Exercise prompt:
If a line in the data holds "your", copy that line out in full.

[Start of section]

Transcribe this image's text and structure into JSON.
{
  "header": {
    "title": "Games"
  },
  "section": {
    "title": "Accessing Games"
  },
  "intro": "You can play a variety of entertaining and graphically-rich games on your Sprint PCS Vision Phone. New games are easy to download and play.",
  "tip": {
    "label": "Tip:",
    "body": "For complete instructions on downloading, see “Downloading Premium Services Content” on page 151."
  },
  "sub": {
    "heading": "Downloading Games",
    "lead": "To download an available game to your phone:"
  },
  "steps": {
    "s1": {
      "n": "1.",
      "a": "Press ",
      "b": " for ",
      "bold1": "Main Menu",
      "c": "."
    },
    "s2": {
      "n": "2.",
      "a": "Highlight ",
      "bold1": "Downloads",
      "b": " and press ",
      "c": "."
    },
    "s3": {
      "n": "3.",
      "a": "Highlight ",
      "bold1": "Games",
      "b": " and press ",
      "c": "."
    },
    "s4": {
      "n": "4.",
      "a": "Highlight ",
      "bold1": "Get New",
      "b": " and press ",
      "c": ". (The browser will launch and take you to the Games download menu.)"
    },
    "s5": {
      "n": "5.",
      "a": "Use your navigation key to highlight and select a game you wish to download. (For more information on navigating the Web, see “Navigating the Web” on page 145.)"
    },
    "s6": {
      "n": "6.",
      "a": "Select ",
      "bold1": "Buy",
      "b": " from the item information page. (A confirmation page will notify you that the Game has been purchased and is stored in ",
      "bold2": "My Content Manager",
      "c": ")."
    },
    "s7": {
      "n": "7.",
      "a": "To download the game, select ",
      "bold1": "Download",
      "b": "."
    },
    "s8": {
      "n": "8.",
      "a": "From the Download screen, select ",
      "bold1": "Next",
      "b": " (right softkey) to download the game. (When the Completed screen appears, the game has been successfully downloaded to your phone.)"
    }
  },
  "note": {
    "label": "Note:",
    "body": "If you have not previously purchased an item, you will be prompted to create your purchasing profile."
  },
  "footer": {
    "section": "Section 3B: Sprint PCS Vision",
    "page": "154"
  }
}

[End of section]
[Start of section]

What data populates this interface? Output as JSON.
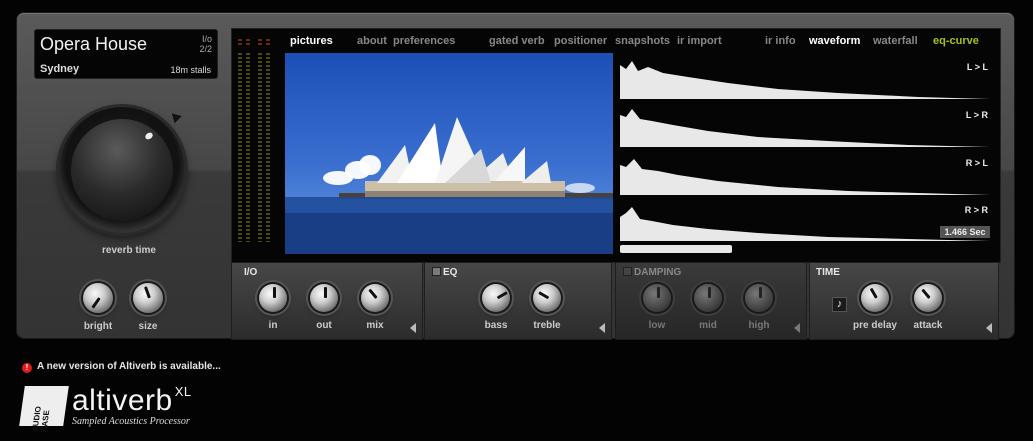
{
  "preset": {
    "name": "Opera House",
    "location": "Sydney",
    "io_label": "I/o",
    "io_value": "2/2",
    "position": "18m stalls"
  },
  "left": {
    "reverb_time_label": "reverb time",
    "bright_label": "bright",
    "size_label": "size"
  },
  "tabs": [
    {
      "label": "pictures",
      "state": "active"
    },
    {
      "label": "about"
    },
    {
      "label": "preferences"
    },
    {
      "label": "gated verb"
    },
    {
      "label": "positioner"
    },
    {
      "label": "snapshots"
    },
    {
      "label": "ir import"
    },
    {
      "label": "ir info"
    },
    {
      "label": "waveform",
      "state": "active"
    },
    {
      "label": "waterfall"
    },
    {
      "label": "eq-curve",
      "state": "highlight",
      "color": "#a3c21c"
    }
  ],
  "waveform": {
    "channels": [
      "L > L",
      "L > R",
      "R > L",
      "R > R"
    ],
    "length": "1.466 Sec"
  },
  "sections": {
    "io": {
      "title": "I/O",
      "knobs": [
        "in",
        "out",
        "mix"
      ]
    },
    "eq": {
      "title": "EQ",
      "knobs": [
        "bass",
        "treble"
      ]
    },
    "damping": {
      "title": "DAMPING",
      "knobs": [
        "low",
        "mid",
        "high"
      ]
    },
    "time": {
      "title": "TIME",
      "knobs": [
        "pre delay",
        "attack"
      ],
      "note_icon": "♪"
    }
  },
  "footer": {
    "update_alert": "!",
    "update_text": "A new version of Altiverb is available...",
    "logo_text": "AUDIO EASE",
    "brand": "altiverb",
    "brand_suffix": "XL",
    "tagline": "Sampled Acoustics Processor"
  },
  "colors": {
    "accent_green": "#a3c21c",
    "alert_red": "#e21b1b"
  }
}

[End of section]

Response:
  "intro": "You can play a variety of entertaining and graphically-rich games on your Sprint PCS Vision Phone. New games are easy to download and play.",
    "lead": "To download an available game to your phone:"
      "a": "Use your navigation key to highlight and select a game you wish to download. (For more information on navigating the Web, see “Navigating the Web” on page 145.)"
      "b": " (right softkey) to download the game. (When the Completed screen appears, the game has been successfully downloaded to your phone.)"
    "body": "If you have not previously purchased an item, you will be prompted to create your purchasing profile."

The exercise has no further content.